With singing, dancing, piano, and music lessons to boot, Lara had already begun taking lessons at the Royal Conservatory of Brussels by the age of 8 and continued taking them for the next 10 years. By age 14, Lara had begun performing and writing songs, while her father, a former guitarist and backup vocalist, would accompany her on the guitar.
All the music lessons in the world cannot take all the credit for Lara's musical formation. Lara listened to the radio and was fascinated by such artists as Barbra Streisand and the late Freddie Mercury of Queen.
Listening to this diversity of music influenced Lara's style, who claims that although she is a pop singer, her music is not purely pop -- it varies from classical and rock, to country.
In the years that followed, Lara entered European singing competitions, winning several prizes. She won fourth prize in a prestigious European competition for singing her single "Croire".
Beginning to achieve success and fame in Europe with the release of several hit singles on a French label, Lara felt that she had to leave what she refers to as "conservative" Europe, so that she could be herself and explore who she really is.
When she crossed the Atlantic and moved to Montreal, Quebec right after high school, she simply fell in love with the city and knew that this was to be her next home.
Now motivated to work and start her career in North America, Lara established an independent record label and publishing company.
Under the umbrella of an existing production company, and with the help of her old friend, producer/songwriter Rick Allison, Lara was ready to begin her creative process.
In 1991, Lara released her first album, co-written by Rick Allison and featuring Lara singing in French, and it was a hit. Selling 100,000 copies, it led to Lara touring Quebec in support of her album.
3 years later, Lara followed up her debut album with a second musical effort, entitled Carpe Diem. This album equally did not disappoint. It has sold more than 800,000 copies and was a hit in both Quebec and France.
Lara's 2 previous albums were only an inkling of the success that Lara was yet to achieve. Her third album, 1997's Pure, sold 2 million copies in France alone, and spawned several hit singles.
Among them was the song "La Difference", which was an attempt to end intolerance of other's differences, specifically an end to homophobia.
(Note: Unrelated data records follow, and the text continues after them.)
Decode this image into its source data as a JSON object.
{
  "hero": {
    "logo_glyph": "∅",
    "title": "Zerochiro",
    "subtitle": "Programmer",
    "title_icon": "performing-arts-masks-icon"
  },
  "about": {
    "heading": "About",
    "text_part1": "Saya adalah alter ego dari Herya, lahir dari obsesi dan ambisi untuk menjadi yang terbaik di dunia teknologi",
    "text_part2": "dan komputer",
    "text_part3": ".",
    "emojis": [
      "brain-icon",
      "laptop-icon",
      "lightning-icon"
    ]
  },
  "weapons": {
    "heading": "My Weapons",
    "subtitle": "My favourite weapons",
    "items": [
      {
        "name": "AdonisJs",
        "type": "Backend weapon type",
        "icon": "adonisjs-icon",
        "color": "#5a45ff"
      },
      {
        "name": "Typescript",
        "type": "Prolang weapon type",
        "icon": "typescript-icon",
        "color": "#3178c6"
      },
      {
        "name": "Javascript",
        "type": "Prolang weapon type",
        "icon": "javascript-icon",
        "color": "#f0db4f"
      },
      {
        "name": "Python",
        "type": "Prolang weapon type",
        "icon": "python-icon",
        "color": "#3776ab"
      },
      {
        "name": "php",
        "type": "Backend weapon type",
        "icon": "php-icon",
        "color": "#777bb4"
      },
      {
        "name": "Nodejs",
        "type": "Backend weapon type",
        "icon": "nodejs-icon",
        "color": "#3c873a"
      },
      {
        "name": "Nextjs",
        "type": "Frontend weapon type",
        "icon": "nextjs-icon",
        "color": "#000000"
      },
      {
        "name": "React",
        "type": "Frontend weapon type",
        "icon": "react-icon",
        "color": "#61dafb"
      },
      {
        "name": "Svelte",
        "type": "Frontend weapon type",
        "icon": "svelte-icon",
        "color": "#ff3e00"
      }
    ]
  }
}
In Europe, the song became an anthem for tolerance.
After extensive touring following the release of each album, Lara released a compilation of her live performances in Quebec and Europe, entitled Lara Fabian Live. The double album landed the number one spot on the French album chart the week it was released.
Disney also asked Lara to sing as the voice of Esmerelda in the French version of The Hunchback of Notre Dame.
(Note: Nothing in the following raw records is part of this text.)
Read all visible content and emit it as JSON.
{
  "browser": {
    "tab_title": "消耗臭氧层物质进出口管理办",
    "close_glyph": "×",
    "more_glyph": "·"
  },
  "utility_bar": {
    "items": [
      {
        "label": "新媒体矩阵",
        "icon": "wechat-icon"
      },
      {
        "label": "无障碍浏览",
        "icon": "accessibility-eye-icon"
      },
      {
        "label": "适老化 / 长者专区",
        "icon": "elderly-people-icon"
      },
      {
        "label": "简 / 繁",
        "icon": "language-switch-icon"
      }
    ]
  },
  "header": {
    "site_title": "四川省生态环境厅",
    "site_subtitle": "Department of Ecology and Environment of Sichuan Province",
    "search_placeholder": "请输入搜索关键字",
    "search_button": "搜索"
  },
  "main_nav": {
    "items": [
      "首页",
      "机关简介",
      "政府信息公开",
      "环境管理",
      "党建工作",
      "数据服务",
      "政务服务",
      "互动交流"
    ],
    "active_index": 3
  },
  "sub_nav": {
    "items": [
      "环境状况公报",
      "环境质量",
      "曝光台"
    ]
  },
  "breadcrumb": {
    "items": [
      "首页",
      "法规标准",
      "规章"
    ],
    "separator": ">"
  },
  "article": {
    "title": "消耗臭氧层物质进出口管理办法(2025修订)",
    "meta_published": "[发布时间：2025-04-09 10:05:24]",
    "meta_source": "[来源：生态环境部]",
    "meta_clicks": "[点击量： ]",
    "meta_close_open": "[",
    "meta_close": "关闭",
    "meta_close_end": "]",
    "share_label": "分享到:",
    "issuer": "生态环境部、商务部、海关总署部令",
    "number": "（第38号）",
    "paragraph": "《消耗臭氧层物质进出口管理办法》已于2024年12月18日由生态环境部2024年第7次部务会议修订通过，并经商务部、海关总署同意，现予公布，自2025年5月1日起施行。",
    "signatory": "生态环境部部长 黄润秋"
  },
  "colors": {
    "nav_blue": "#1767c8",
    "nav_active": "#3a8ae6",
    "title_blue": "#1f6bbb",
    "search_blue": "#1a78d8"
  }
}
Other recognition she has received includes: a wax effigy of Lara at the Grevin Wax Museum of Paris and the Best Selling Benelux Artist at the 1999 World Music Awards.
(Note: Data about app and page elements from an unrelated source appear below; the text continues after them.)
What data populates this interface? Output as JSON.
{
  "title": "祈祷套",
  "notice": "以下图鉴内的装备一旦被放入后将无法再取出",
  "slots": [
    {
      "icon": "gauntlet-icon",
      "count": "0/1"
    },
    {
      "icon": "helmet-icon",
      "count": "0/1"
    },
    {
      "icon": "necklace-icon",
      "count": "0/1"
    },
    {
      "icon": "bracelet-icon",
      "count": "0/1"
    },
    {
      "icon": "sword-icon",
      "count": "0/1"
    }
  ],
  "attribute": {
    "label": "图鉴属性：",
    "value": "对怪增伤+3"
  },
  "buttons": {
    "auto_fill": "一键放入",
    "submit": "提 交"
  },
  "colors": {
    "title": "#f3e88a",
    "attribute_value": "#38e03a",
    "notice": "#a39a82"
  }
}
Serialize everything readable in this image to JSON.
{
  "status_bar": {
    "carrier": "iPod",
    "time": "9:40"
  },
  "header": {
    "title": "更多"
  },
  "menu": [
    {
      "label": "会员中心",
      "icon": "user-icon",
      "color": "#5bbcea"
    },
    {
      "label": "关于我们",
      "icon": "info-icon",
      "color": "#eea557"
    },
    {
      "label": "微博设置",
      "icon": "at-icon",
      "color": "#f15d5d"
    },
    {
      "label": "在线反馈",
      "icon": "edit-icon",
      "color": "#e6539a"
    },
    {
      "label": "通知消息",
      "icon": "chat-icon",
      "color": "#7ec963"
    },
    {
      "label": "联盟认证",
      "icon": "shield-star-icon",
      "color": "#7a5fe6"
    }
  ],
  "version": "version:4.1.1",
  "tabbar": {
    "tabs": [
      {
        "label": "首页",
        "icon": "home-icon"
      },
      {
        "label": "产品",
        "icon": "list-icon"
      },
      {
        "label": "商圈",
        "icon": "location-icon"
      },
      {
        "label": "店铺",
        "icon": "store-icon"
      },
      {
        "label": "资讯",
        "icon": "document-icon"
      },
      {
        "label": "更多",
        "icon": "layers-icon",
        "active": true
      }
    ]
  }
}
Sony Music, who got word of Lara's tremendous success in Europe and Quebec, wanted to sign the singer/songwriter to their record label.
She headed for the United States, and recorded her first English album, working with big league producers such as Walter Afanadieff (who has worked with Mariah Carey), Pat Leonard (Madonna) and Brian Rawling (Cher).
Lara doesn't consider herself to be a singer, nor a diva -- she refers to herself as "a songwriter with a voice" -- and with her soulful voice and diverse style, Lara has definitely proven to have crossed many international boundaries.